Editor's note: Luca Ciferri, editor and associate publisher of Automotive News Europe, is living under quarantine at his Italian home in Villastellone, just south of Turin. He will be filing daily updates in this blog post.
Starting Monday morning, most white-collar workers in France and Spain will be doing their jobs from home, joining workers in Italy, where a measure was introduced on March 12 and will be effective at least until March 25.
Companies such as Ford announced last week that starting Monday, “We are instructing much of our global workforce – except those in business-critical roles that cannot be done away from Ford facilities – to work remotely until further notice,” something that applies to the entire Ford of Europe organization.
Working from home, also known as “smart working,” is nothing new at Automotive News Europe.
Since the fall of 2009, we have been smart working. Here are my five positive takeaways.
- None of our readers have ever noticed that we no longer have a physical newsroom, therefore working from home does not negatively affect the quality of your work.
- Audio conferencing becomes the norm. It is easy, convenient and free (we use Skype and Skype for Business). We do not use video conferencing, just audio, so your attire does not matter as no one sees you.
- All data should be on a cloud, that way everyone has access at anytime from anywhere. We use Dropbox to share all our working data.
- We use Google Sheets to chart the progress of our monthly magazine during its production cycle. Google Sheets are also used for work schedules and to help coordinate large projects. These cloud-based services permit everyone to always be on the same page on everything regardless of whether they are.
- Instant messaging helps, but it can get messy fast when there are too many different lines of communication being used.
Here are my five negative takeaways.
- Despite multiple efforts to streamline things, we have been suffering from email overload for 11 years.
- Instant messaging, in theory, should be the cure for email overload but that has not been our experience. That is because too often the same information is sent via both methods. We are working to designate what to send on which channel.
- Body language provides a lot of help gauging a person's answer to a question. You lose that if you only hear the person's voice on an audio conference. Video conferencing helps but is not a perfect solution.
- It's difficult to have private conversations when working remotely because in so may cases everything that is said is shared with everyone.

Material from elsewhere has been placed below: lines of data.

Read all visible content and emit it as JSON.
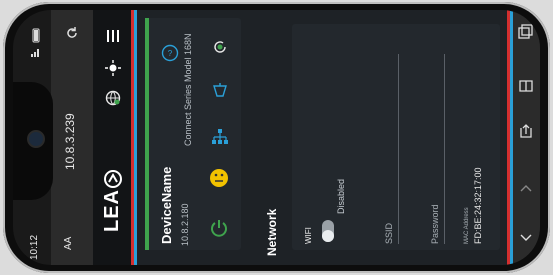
{
  "status_bar": {
    "time": "10:12",
    "font_size_control": "AA"
  },
  "browser": {
    "url": "10.8.3.239"
  },
  "app": {
    "logo_text": "LEA"
  },
  "device": {
    "name": "DeviceName",
    "ip": "10.8.2.180",
    "model": "Connect Series Model 168N"
  },
  "network": {
    "title": "Network",
    "wifi_label": "WIFI",
    "wifi_state": "Disabled",
    "ssid_placeholder": "SSID",
    "password_placeholder": "Password",
    "mac_label": "MAC Address",
    "mac_value": "FD:BE:24:32:17:00"
  },
  "colors": {
    "accent_red": "#d32f2f",
    "accent_blue": "#2aa0d8",
    "online_green": "#3fa34d",
    "status_yellow": "#f2c200"
  },
  "icons": {
    "reload": "reload-icon",
    "menu": "hamburger-menu-icon",
    "brightness": "brightness-icon",
    "globe": "globe-icon",
    "help": "help-icon",
    "refresh_device": "refresh-device-icon",
    "network_tree": "network-tree-icon",
    "amp": "amplifier-icon",
    "emoji": "status-face-icon",
    "power": "power-icon"
  }
}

- There is less time to think. This phenomenon takes a while to grasp but it is probably the biggest change. Whether your commute was a 10-minute walk or a one-hour drive, that was your time to ponder all kinds of subjects: life, business, love, sports, dreams. These twice-a-day opportunities are quickly missed.